Use this coupon to purchase any amount of 3 gallon SHRUBS in the nursery.  We are making room for next year's crops and want to move shrubs from our nursery into your yard!!!  We have a great selection of Azaleas, Japanese Hollies, Junipers, some unusual stuff, and much much more!!!    Wonderful stuff at a great price, summer planting is fine as long as they get watered.   Delivery & planting available at reduced rates as well determined per order so come by and we can discuss it. 


ONLY  Spirea, Quince, Japanese Holly, Azalea, Gold Mops Cypress, Hydrangea, Butterfly Bush, Camellia and a few other select 3 gallon shrubs.  Come by to see the full selection. 

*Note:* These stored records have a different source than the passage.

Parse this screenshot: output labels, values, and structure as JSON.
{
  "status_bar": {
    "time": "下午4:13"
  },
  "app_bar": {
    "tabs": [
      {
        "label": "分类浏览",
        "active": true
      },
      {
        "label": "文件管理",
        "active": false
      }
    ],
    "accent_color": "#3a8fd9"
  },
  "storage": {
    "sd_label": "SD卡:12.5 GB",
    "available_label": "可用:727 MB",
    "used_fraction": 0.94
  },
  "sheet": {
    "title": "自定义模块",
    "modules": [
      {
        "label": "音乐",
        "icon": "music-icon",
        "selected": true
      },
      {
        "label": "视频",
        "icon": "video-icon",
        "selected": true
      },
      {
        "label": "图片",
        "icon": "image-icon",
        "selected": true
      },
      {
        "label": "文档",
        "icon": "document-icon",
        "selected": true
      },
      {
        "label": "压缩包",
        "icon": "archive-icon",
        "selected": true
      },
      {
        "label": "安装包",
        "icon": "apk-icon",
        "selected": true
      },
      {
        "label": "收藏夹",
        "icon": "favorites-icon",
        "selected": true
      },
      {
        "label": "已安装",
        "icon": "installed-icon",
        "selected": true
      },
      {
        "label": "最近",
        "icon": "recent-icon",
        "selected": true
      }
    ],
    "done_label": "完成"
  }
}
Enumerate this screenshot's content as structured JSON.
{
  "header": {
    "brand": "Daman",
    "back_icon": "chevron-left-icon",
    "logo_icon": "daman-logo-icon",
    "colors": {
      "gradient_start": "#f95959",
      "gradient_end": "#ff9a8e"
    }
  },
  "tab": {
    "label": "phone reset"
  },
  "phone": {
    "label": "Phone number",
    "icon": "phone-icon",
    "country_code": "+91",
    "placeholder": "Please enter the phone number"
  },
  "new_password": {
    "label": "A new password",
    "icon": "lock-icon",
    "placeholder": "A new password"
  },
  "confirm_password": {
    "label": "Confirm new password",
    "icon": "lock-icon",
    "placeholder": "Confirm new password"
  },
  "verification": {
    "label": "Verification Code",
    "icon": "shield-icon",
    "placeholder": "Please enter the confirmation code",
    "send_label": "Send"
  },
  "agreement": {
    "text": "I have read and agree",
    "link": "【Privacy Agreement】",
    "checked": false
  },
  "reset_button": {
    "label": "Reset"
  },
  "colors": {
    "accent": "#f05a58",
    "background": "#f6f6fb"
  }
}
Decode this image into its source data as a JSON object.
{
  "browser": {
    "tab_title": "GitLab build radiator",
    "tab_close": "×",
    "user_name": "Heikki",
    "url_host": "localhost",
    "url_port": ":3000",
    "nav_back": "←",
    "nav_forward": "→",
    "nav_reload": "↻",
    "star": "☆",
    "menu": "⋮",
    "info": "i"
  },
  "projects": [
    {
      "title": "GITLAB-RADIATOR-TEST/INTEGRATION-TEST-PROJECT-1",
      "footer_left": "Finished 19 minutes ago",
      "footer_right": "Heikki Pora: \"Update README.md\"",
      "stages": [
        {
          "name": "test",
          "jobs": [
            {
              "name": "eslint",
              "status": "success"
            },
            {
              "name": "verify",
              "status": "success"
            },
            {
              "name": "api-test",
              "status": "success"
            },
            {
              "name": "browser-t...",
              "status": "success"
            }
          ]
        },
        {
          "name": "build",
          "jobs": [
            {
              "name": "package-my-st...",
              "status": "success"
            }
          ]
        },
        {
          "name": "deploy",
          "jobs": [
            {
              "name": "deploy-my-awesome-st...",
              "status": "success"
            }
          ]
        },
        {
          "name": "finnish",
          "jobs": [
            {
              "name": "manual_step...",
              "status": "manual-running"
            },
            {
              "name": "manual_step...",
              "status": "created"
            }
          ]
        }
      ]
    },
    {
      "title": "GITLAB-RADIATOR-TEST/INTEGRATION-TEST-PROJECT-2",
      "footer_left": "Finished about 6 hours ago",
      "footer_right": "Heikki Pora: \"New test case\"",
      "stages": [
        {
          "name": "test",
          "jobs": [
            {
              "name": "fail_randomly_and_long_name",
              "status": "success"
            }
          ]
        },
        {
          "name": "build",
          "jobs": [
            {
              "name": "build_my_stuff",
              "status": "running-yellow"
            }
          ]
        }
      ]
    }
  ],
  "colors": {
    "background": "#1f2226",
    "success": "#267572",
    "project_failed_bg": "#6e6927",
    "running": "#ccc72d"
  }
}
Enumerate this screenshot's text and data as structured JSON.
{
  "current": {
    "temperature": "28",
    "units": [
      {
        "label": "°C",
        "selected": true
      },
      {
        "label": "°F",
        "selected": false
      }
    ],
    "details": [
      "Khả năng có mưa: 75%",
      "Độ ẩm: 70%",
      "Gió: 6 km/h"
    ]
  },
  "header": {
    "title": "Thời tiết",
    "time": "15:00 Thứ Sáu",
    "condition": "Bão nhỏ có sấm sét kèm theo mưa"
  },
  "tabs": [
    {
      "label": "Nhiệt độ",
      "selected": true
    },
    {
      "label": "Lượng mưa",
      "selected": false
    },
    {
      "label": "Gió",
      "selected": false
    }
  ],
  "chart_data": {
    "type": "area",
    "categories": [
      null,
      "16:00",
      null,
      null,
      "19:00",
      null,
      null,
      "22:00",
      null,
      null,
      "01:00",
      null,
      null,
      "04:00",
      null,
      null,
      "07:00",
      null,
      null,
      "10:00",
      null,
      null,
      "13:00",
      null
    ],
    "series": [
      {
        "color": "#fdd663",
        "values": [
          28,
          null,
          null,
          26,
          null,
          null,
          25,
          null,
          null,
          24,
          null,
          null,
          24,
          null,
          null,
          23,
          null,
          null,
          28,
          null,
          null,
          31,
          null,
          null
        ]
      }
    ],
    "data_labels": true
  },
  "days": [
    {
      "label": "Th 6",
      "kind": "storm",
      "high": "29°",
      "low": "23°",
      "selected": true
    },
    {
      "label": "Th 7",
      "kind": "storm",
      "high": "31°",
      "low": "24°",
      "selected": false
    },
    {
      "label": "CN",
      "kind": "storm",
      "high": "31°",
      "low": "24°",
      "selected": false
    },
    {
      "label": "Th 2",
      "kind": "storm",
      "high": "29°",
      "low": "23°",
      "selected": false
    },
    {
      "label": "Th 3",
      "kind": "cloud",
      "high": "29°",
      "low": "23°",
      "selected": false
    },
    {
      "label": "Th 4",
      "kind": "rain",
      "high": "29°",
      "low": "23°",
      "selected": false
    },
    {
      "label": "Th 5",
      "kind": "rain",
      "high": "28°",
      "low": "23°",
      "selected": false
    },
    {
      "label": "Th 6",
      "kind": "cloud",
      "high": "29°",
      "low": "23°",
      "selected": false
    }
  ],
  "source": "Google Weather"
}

Offer Expires: July 31st, 2011
50% OFF all Renee's Seeds
All Renee's Garden Heirloom Seeds are 50% for your last minute garden needs.  Plant any late crops NOW and save 50% off.  There are still many great vegetables and flowers that you can grow this season. 
Offer Expires: July 31st, 2011